HMRC have advised that The Pension Regulator has been carrying out compliance checks with large employers during which they found a number of errors.
We have identified errors in pension set up or contributions when we have taken over established payrolls so we know errors are made and it is easily done if you don't have an understanding of how your pension scheme works.
One of the errors the Pension Regulator found was that the earnings thresholds were incorrect. The thresholds are updated at the start of each tax year and whilst some may not change at all there may be small changes to some of the thresholds. For example, for 2022-23 the upper threshold for contributions was increased from the previous year. Your payroll software should incorporate these changes with their updates for each tax year but it is still worth being aware of the changes.
Other errors which could easily occur
- Employees are not enrolled in your pension scheme because they say they don't want to be. All eligible employees must be put into the pension scheme, even if they choose to opt out straight away. As long as they opt out quickly (within 6 weeks) their contribution (and yours) will be refunded via their pay.
- Employees are not enrolled into the scheme when they become eligible either by age or salary. If your software doesn't flag up their eligibility for you it is easy to forget to do this.
- Your pension scheme has been set up incorrectly in your payroll software. With some schemes contributions are deducted before tax is calculated meaning the employee pays less tax.

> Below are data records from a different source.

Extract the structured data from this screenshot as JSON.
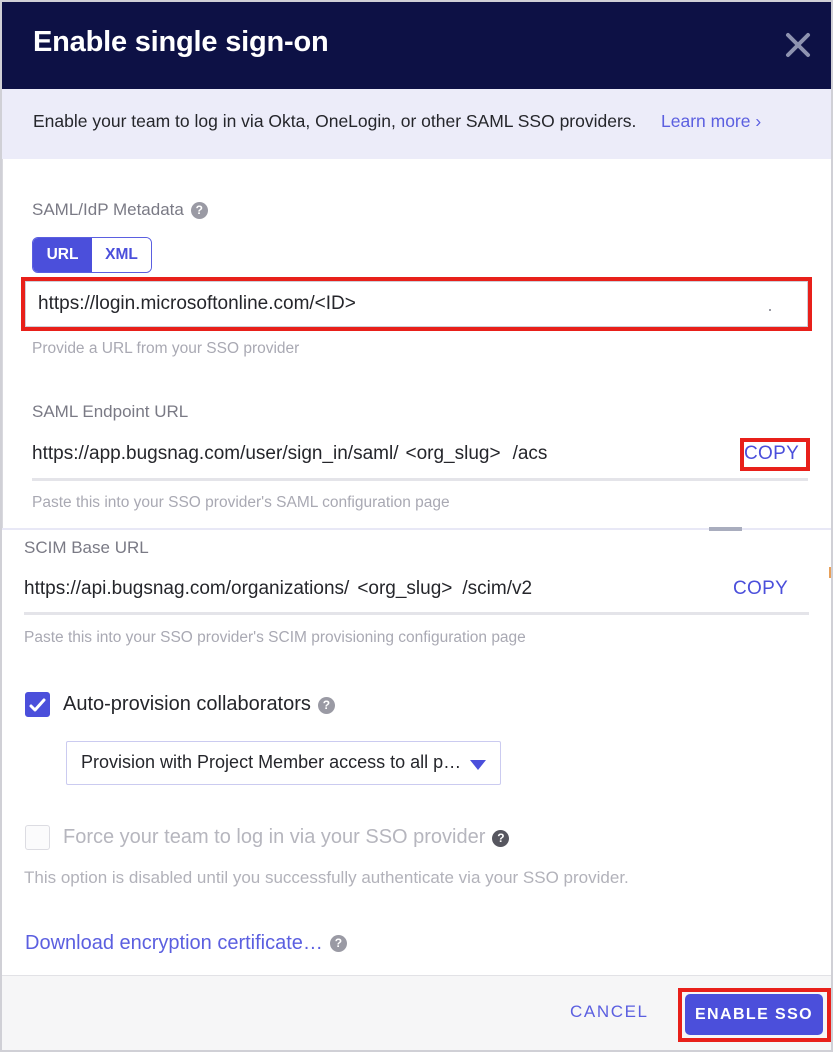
{
  "dialog": {
    "title": "Enable single sign-on",
    "close_icon": "close-icon"
  },
  "banner": {
    "text": "Enable your team to log in via Okta, OneLogin, or other SAML SSO providers.",
    "link": "Learn more ›"
  },
  "metadata": {
    "label": "SAML/IdP Metadata",
    "help_icon": "?",
    "tabs": [
      {
        "label": "URL",
        "active": true
      },
      {
        "label": "XML",
        "active": false
      }
    ],
    "input_value": "https://login.microsoftonline.com/<ID>",
    "helper": "Provide a URL from your SSO provider"
  },
  "saml_endpoint": {
    "label": "SAML Endpoint URL",
    "prefix": "https://app.bugsnag.com/user/sign_in/saml/",
    "slug": "<org_slug>",
    "suffix": "/acs",
    "copy_label": "COPY",
    "helper": "Paste this into your SSO provider's SAML configuration page"
  },
  "scim_base": {
    "label": "SCIM Base URL",
    "prefix": "https://api.bugsnag.com/organizations/",
    "slug": "<org_slug>",
    "suffix": "/scim/v2",
    "copy_label": "COPY",
    "helper": "Paste this into your SSO provider's SCIM provisioning configuration page"
  },
  "auto_provision": {
    "label": "Auto-provision collaborators",
    "checked": true,
    "help_icon": "?",
    "select_value": "Provision with Project Member access to all p…"
  },
  "force_sso": {
    "label": "Force your team to log in via your SSO provider",
    "checked": false,
    "disabled": true,
    "help_icon": "?",
    "note": "This option is disabled until you successfully authenticate via your SSO provider."
  },
  "download_certificate": {
    "label": "Download encryption certificate…",
    "help_icon": "?"
  },
  "footer": {
    "cancel_label": "CANCEL",
    "enable_label": "ENABLE SSO"
  },
  "colors": {
    "header_bg": "#0d1145",
    "banner_bg": "#ececf9",
    "accent": "#4b4fdb",
    "link": "#5b5fe0",
    "annotation": "#e8201a",
    "footer_bg": "#f6f6f7",
    "muted_text": "#a9a9b3"
  }
}
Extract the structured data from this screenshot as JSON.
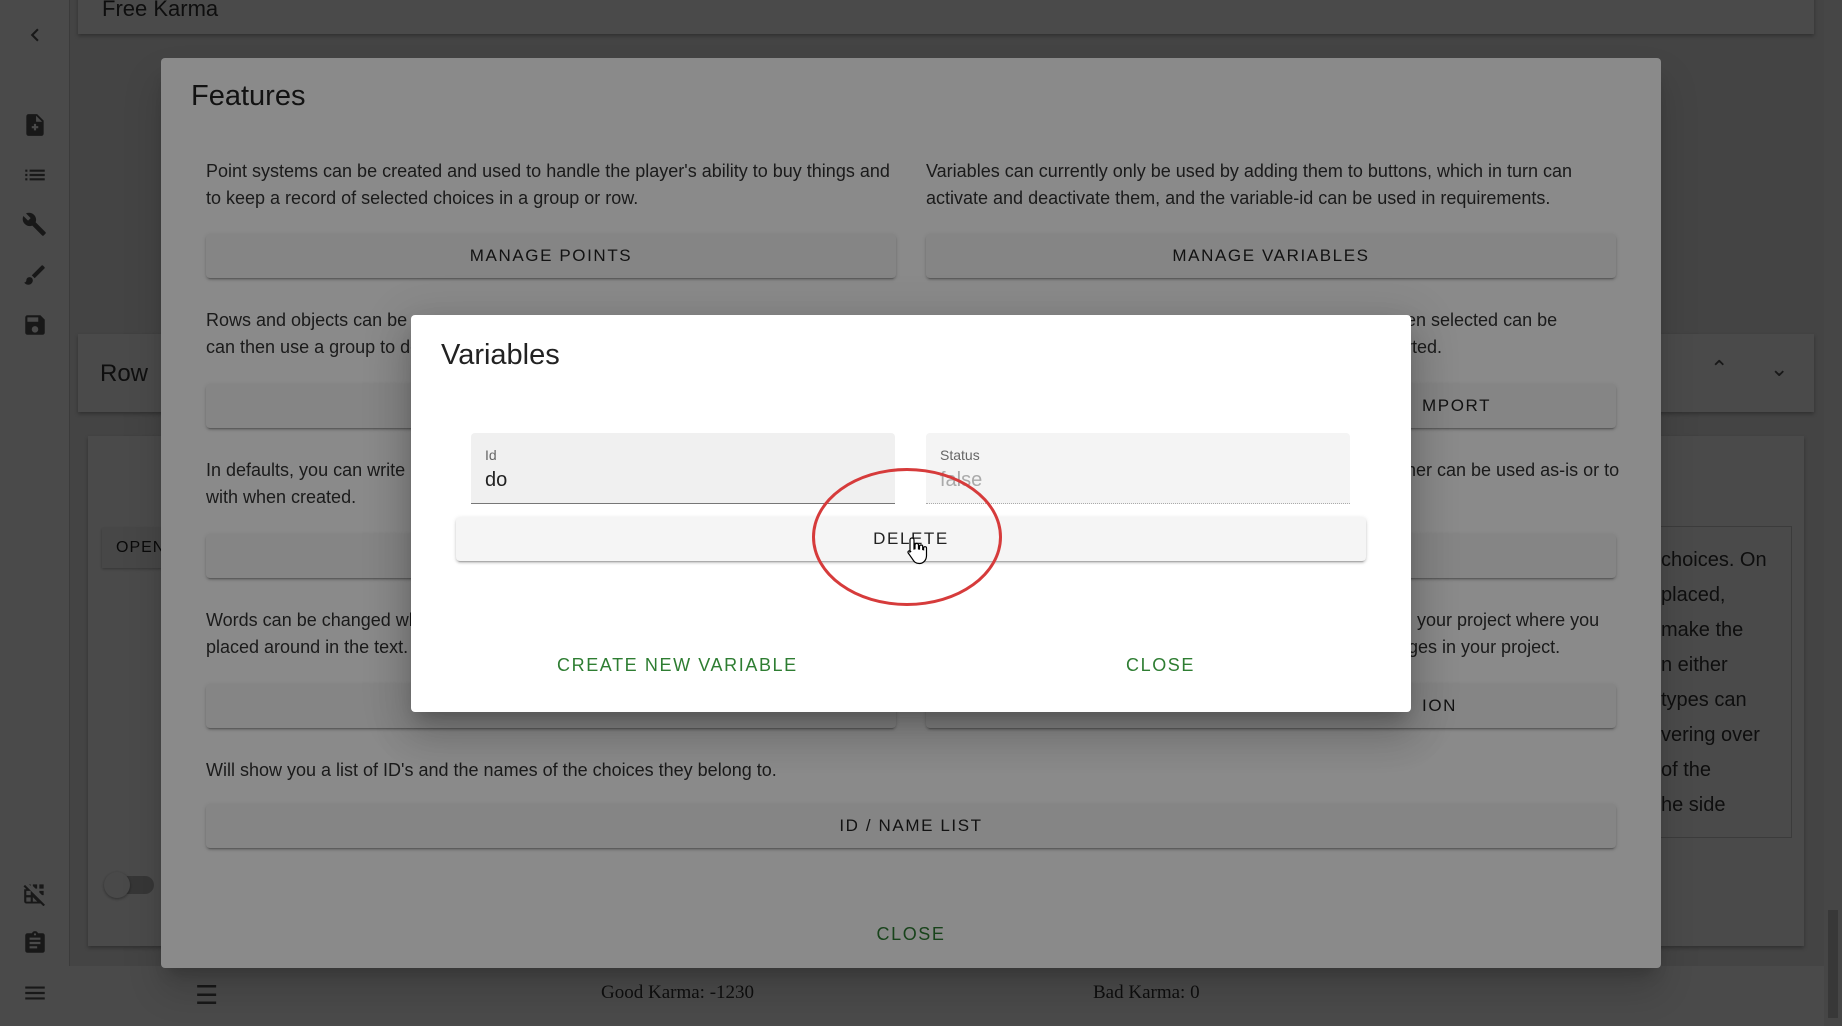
{
  "background": {
    "top_card_title": "Free Karma",
    "row_card_title": "Row",
    "open_button_label": "OPEN",
    "textarea_lines": [
      "choices. On",
      "placed,",
      "make the",
      "n either",
      "types can",
      "vering over",
      "of the",
      "he side"
    ],
    "good_karma": "Good Karma: -1230",
    "bad_karma": "Bad Karma: 0",
    "sidebar_icons": [
      "chevron-left-icon",
      "new-file-icon",
      "list-icon",
      "tools-icon",
      "brush-icon",
      "save-icon",
      "grid-off-icon",
      "clipboard-icon",
      "menu-icon"
    ]
  },
  "features_dialog": {
    "title": "Features",
    "sections": [
      {
        "desc": "Point systems can be created and used to handle the player's ability to buy things and to keep a record of selected choices in a group or row.",
        "button": "MANAGE POINTS"
      },
      {
        "desc": "Variables can currently only be used by adding them to buttons, which in turn can activate and deactivate them, and the variable-id can be used in requirements.",
        "button": "MANAGE VARIABLES"
      },
      {
        "desc": "Rows and objects can be a",
        "desc2": "can then use a group to de",
        "button": ""
      },
      {
        "desc": "en selected can be",
        "desc2": "rted.",
        "button": "MPORT"
      },
      {
        "desc": "In defaults, you can write i",
        "desc2": "with when created.",
        "button": ""
      },
      {
        "desc": "ner can be used as-is or to",
        "button": ""
      },
      {
        "desc": "Words can be changed wh",
        "desc2": "placed around in the text.",
        "button": ""
      },
      {
        "desc": "in your project where you",
        "desc2": "ages in your project.",
        "button": "ION"
      },
      {
        "desc": "Will show you a list of ID's and the names of the choices they belong to.",
        "button": "ID / NAME LIST"
      }
    ],
    "close_label": "CLOSE"
  },
  "variables_dialog": {
    "title": "Variables",
    "id_label": "Id",
    "id_value": "do",
    "status_label": "Status",
    "status_value": "false",
    "delete_label": "DELETE",
    "create_label": "CREATE NEW VARIABLE",
    "close_label": "CLOSE"
  },
  "colors": {
    "accent_green": "#2e7d32",
    "annotation_red": "#d63b3b"
  }
}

Other schemes have pension contributions deducted from net pay with the tax relief being added to their pension pot. The scheme decides the method, you can't choose which way it works. It is therefore important that you understand which method and set it up correctly in your payroll software. If it is not set up correctly your employee will not receive the tax relief they are due.
- A pension contribution is made by the employer for the employee under salary sacrifice. In this instance there must be an agreement between the employer and the employee to reduce their salary by the agreed pension contribution amount. If there is no written agreement there is no proof that this is a salary sacrifice arrangement and the employee can continue to receive their original salary plus the pension contribution.
It pays to get it right
If you are unsure whether your pension scheme is set up correctly you should check it. It could be costly, whatever error you make. There are financial penalties from The Pension Regulator if you have not followed the rules and if you have not enrolled an employee into the scheme when you should have you will be liable to pay both the employer and employee contributions back to the date when they should have gone into the scheme.
We have seen this happen with clients who have not set up a scheme and/or not enrolled eligible employees into it. We have also seen The Pension Regulator issues fines for non-submission of pension information.
Three years after your original Staging Date you are required to re-enrol with The Pension Regulator and re-enrol staff who have opted out. Whilst The Pension Regulator provide plenty of notice for you to do this, if you don't do it there are likely to be fines.
Need some help?
We provide a payroll and auto enrolment service for our clients and we guarantee that none of these errors will occur. When we have taken on payrolls where there have been issues with the pension scheme set up we have sorted this out. In some cases the employer has had to accept the fine for their earlier errors but once we have it sorted there will definitely be no more errors and no more fines.
So if you want to hand over the concern that you may not be getting things right give us a call and we will talk through with you how we can help.